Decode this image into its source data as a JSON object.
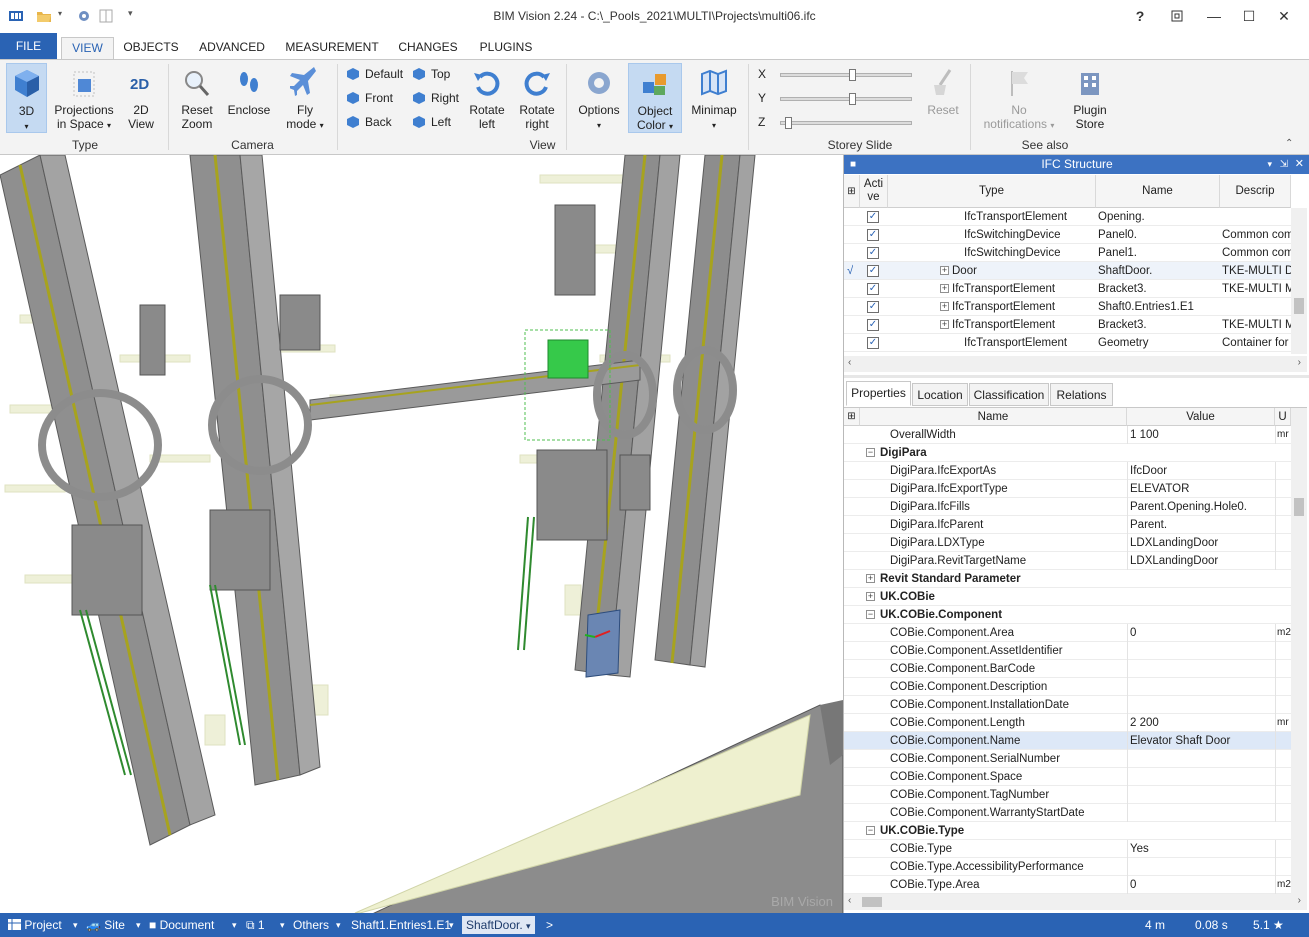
{
  "window": {
    "title": "BIM Vision 2.24 - C:\\_Pools_2021\\MULTI\\Projects\\multi06.ifc",
    "help": "?",
    "restore_icon": "restore-icon",
    "minimize": "—",
    "maximize": "☐",
    "close": "✕"
  },
  "tabs": [
    "FILE",
    "VIEW",
    "OBJECTS",
    "ADVANCED",
    "MEASUREMENT",
    "CHANGES",
    "PLUGINS"
  ],
  "ribbon": {
    "type_group": {
      "label": "Type",
      "btn_3d": "3D",
      "btn_projections_1": "Projections",
      "btn_projections_2": "in Space",
      "btn_2d_1": "2D",
      "btn_2d_2": "View"
    },
    "camera_group": {
      "label": "Camera",
      "reset_zoom_1": "Reset",
      "reset_zoom_2": "Zoom",
      "enclose": "Enclose",
      "fly_1": "Fly",
      "fly_2": "mode"
    },
    "view_group": {
      "label": "View",
      "default": "Default",
      "front": "Front",
      "back": "Back",
      "top": "Top",
      "right": "Right",
      "left": "Left",
      "rotate_left_1": "Rotate",
      "rotate_left_2": "left",
      "rotate_right_1": "Rotate",
      "rotate_right_2": "right"
    },
    "misc": {
      "options": "Options",
      "object_color_1": "Object",
      "object_color_2": "Color",
      "minimap": "Minimap"
    },
    "storey_group": {
      "label": "Storey Slide",
      "x": "X",
      "y": "Y",
      "z": "Z",
      "reset": "Reset",
      "x_level": 0.55,
      "y_level": 0.55,
      "z_level": 0.03
    },
    "see_also": {
      "label": "See also",
      "notifications_1": "No",
      "notifications_2": "notifications",
      "plugin_1": "Plugin",
      "plugin_2": "Store"
    }
  },
  "viewport": {
    "watermark": "BIM Vision"
  },
  "ifc_structure": {
    "title": "IFC Structure",
    "columns": {
      "active_1": "Acti",
      "active_2": "ve",
      "type": "Type",
      "name": "Name",
      "description": "Descrip"
    },
    "rows": [
      {
        "type": "IfcTransportElement",
        "name": "Opening.",
        "desc": "",
        "expand": false
      },
      {
        "type": "IfcSwitchingDevice",
        "name": "Panel0.",
        "desc": "Common comp",
        "expand": false
      },
      {
        "type": "IfcSwitchingDevice",
        "name": "Panel1.",
        "desc": "Common comp",
        "expand": false
      },
      {
        "type": "Door",
        "name": "ShaftDoor.",
        "desc": "TKE-MULTI Do",
        "expand": true,
        "current": "√"
      },
      {
        "type": "IfcTransportElement",
        "name": "Bracket3.",
        "desc": "TKE-MULTI Me",
        "expand": true
      },
      {
        "type": "IfcTransportElement",
        "name": "Shaft0.Entries1.E1",
        "desc": "",
        "expand": true
      },
      {
        "type": "IfcTransportElement",
        "name": "Bracket3.",
        "desc": "TKE-MULTI Me",
        "expand": true
      },
      {
        "type": "IfcTransportElement",
        "name": "Geometry",
        "desc": "Container for I",
        "expand": false
      }
    ]
  },
  "property_tabs": [
    "Properties",
    "Location",
    "Classification",
    "Relations"
  ],
  "properties": {
    "columns": {
      "name": "Name",
      "value": "Value",
      "unit": "U"
    },
    "rows": [
      {
        "kind": "prop",
        "name": "OverallWidth",
        "value": "1 100",
        "unit": "mr"
      },
      {
        "kind": "section",
        "name": "DigiPara",
        "open": true
      },
      {
        "kind": "prop",
        "name": "DigiPara.IfcExportAs",
        "value": "IfcDoor",
        "unit": ""
      },
      {
        "kind": "prop",
        "name": "DigiPara.IfcExportType",
        "value": "ELEVATOR",
        "unit": ""
      },
      {
        "kind": "prop",
        "name": "DigiPara.IfcFills",
        "value": "Parent.Opening.Hole0.",
        "unit": ""
      },
      {
        "kind": "prop",
        "name": "DigiPara.IfcParent",
        "value": "Parent.",
        "unit": ""
      },
      {
        "kind": "prop",
        "name": "DigiPara.LDXType",
        "value": "LDXLandingDoor",
        "unit": ""
      },
      {
        "kind": "prop",
        "name": "DigiPara.RevitTargetName",
        "value": "LDXLandingDoor",
        "unit": ""
      },
      {
        "kind": "section",
        "name": "Revit Standard Parameter",
        "open": false
      },
      {
        "kind": "section",
        "name": "UK.COBie",
        "open": false
      },
      {
        "kind": "section",
        "name": "UK.COBie.Component",
        "open": true
      },
      {
        "kind": "prop",
        "name": "COBie.Component.Area",
        "value": "0",
        "unit": "m2"
      },
      {
        "kind": "prop",
        "name": "COBie.Component.AssetIdentifier",
        "value": "",
        "unit": ""
      },
      {
        "kind": "prop",
        "name": "COBie.Component.BarCode",
        "value": "",
        "unit": ""
      },
      {
        "kind": "prop",
        "name": "COBie.Component.Description",
        "value": "",
        "unit": ""
      },
      {
        "kind": "prop",
        "name": "COBie.Component.InstallationDate",
        "value": "",
        "unit": ""
      },
      {
        "kind": "prop",
        "name": "COBie.Component.Length",
        "value": "2 200",
        "unit": "mr"
      },
      {
        "kind": "prop",
        "name": "COBie.Component.Name",
        "value": "Elevator Shaft Door",
        "unit": "",
        "highlight": true
      },
      {
        "kind": "prop",
        "name": "COBie.Component.SerialNumber",
        "value": "",
        "unit": ""
      },
      {
        "kind": "prop",
        "name": "COBie.Component.Space",
        "value": "",
        "unit": ""
      },
      {
        "kind": "prop",
        "name": "COBie.Component.TagNumber",
        "value": "",
        "unit": ""
      },
      {
        "kind": "prop",
        "name": "COBie.Component.WarrantyStartDate",
        "value": "",
        "unit": ""
      },
      {
        "kind": "section",
        "name": "UK.COBie.Type",
        "open": true
      },
      {
        "kind": "prop",
        "name": "COBie.Type",
        "value": "Yes",
        "unit": ""
      },
      {
        "kind": "prop",
        "name": "COBie.Type.AccessibilityPerformance",
        "value": "",
        "unit": ""
      },
      {
        "kind": "prop",
        "name": "COBie.Type.Area",
        "value": "0",
        "unit": "m2"
      }
    ]
  },
  "statusbar": {
    "project": "Project",
    "site": "Site",
    "document": "Document",
    "storey": "1",
    "others": "Others",
    "entries": "Shaft1.Entries1.E1",
    "shaftdoor": "ShaftDoor.",
    "more": ">",
    "distance": "4 m",
    "time": "0.08 s",
    "version": "5.1 ★"
  }
}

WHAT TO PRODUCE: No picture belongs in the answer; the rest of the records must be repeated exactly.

SOLUTION TO THIS EXERCISE:
Decode this image into its source data as a JSON object.
{
  "window": {
    "title": "BIM Vision 2.24 - C:\\_Pools_2021\\MULTI\\Projects\\multi06.ifc",
    "help": "?",
    "restore_icon": "restore-icon",
    "minimize": "—",
    "maximize": "☐",
    "close": "✕"
  },
  "tabs": [
    "FILE",
    "VIEW",
    "OBJECTS",
    "ADVANCED",
    "MEASUREMENT",
    "CHANGES",
    "PLUGINS"
  ],
  "ribbon": {
    "type_group": {
      "label": "Type",
      "btn_3d": "3D",
      "btn_projections_1": "Projections",
      "btn_projections_2": "in Space",
      "btn_2d_1": "2D",
      "btn_2d_2": "View"
    },
    "camera_group": {
      "label": "Camera",
      "reset_zoom_1": "Reset",
      "reset_zoom_2": "Zoom",
      "enclose": "Enclose",
      "fly_1": "Fly",
      "fly_2": "mode"
    },
    "view_group": {
      "label": "View",
      "default": "Default",
      "front": "Front",
      "back": "Back",
      "top": "Top",
      "right": "Right",
      "left": "Left",
      "rotate_left_1": "Rotate",
      "rotate_left_2": "left",
      "rotate_right_1": "Rotate",
      "rotate_right_2": "right"
    },
    "misc": {
      "options": "Options",
      "object_color_1": "Object",
      "object_color_2": "Color",
      "minimap": "Minimap"
    },
    "storey_group": {
      "label": "Storey Slide",
      "x": "X",
      "y": "Y",
      "z": "Z",
      "reset": "Reset",
      "x_level": 0.55,
      "y_level": 0.55,
      "z_level": 0.03
    },
    "see_also": {
      "label": "See also",
      "notifications_1": "No",
      "notifications_2": "notifications",
      "plugin_1": "Plugin",
      "plugin_2": "Store"
    }
  },
  "viewport": {
    "watermark": "BIM Vision"
  },
  "ifc_structure": {
    "title": "IFC Structure",
    "columns": {
      "active_1": "Acti",
      "active_2": "ve",
      "type": "Type",
      "name": "Name",
      "description": "Descrip"
    },
    "rows": [
      {
        "type": "IfcTransportElement",
        "name": "Opening.",
        "desc": "",
        "expand": false
      },
      {
        "type": "IfcSwitchingDevice",
        "name": "Panel0.",
        "desc": "Common comp",
        "expand": false
      },
      {
        "type": "IfcSwitchingDevice",
        "name": "Panel1.",
        "desc": "Common comp",
        "expand": false
      },
      {
        "type": "Door",
        "name": "ShaftDoor.",
        "desc": "TKE-MULTI Do",
        "expand": true,
        "current": "√"
      },
      {
        "type": "IfcTransportElement",
        "name": "Bracket3.",
        "desc": "TKE-MULTI Me",
        "expand": true
      },
      {
        "type": "IfcTransportElement",
        "name": "Shaft0.Entries1.E1",
        "desc": "",
        "expand": true
      },
      {
        "type": "IfcTransportElement",
        "name": "Bracket3.",
        "desc": "TKE-MULTI Me",
        "expand": true
      },
      {
        "type": "IfcTransportElement",
        "name": "Geometry",
        "desc": "Container for I",
        "expand": false
      }
    ]
  },
  "property_tabs": [
    "Properties",
    "Location",
    "Classification",
    "Relations"
  ],
  "properties": {
    "columns": {
      "name": "Name",
      "value": "Value",
      "unit": "U"
    },
    "rows": [
      {
        "kind": "prop",
        "name": "OverallWidth",
        "value": "1 100",
        "unit": "mr"
      },
      {
        "kind": "section",
        "name": "DigiPara",
        "open": true
      },
      {
        "kind": "prop",
        "name": "DigiPara.IfcExportAs",
        "value": "IfcDoor",
        "unit": ""
      },
      {
        "kind": "prop",
        "name": "DigiPara.IfcExportType",
        "value": "ELEVATOR",
        "unit": ""
      },
      {
        "kind": "prop",
        "name": "DigiPara.IfcFills",
        "value": "Parent.Opening.Hole0.",
        "unit": ""
      },
      {
        "kind": "prop",
        "name": "DigiPara.IfcParent",
        "value": "Parent.",
        "unit": ""
      },
      {
        "kind": "prop",
        "name": "DigiPara.LDXType",
        "value": "LDXLandingDoor",
        "unit": ""
      },
      {
        "kind": "prop",
        "name": "DigiPara.RevitTargetName",
        "value": "LDXLandingDoor",
        "unit": ""
      },
      {
        "kind": "section",
        "name": "Revit Standard Parameter",
        "open": false
      },
      {
        "kind": "section",
        "name": "UK.COBie",
        "open": false
      },
      {
        "kind": "section",
        "name": "UK.COBie.Component",
        "open": true
      },
      {
        "kind": "prop",
        "name": "COBie.Component.Area",
        "value": "0",
        "unit": "m2"
      },
      {
        "kind": "prop",
        "name": "COBie.Component.AssetIdentifier",
        "value": "",
        "unit": ""
      },
      {
        "kind": "prop",
        "name": "COBie.Component.BarCode",
        "value": "",
        "unit": ""
      },
      {
        "kind": "prop",
        "name": "COBie.Component.Description",
        "value": "",
        "unit": ""
      },
      {
        "kind": "prop",
        "name": "COBie.Component.InstallationDate",
        "value": "",
        "unit": ""
      },
      {
        "kind": "prop",
        "name": "COBie.Component.Length",
        "value": "2 200",
        "unit": "mr"
      },
      {
        "kind": "prop",
        "name": "COBie.Component.Name",
        "value": "Elevator Shaft Door",
        "unit": "",
        "highlight": true
      },
      {
        "kind": "prop",
        "name": "COBie.Component.SerialNumber",
        "value": "",
        "unit": ""
      },
      {
        "kind": "prop",
        "name": "COBie.Component.Space",
        "value": "",
        "unit": ""
      },
      {
        "kind": "prop",
        "name": "COBie.Component.TagNumber",
        "value": "",
        "unit": ""
      },
      {
        "kind": "prop",
        "name": "COBie.Component.WarrantyStartDate",
        "value": "",
        "unit": ""
      },
      {
        "kind": "section",
        "name": "UK.COBie.Type",
        "open": true
      },
      {
        "kind": "prop",
        "name": "COBie.Type",
        "value": "Yes",
        "unit": ""
      },
      {
        "kind": "prop",
        "name": "COBie.Type.AccessibilityPerformance",
        "value": "",
        "unit": ""
      },
      {
        "kind": "prop",
        "name": "COBie.Type.Area",
        "value": "0",
        "unit": "m2"
      }
    ]
  },
  "statusbar": {
    "project": "Project",
    "site": "Site",
    "document": "Document",
    "storey": "1",
    "others": "Others",
    "entries": "Shaft1.Entries1.E1",
    "shaftdoor": "ShaftDoor.",
    "more": ">",
    "distance": "4 m",
    "time": "0.08 s",
    "version": "5.1 ★"
  }
}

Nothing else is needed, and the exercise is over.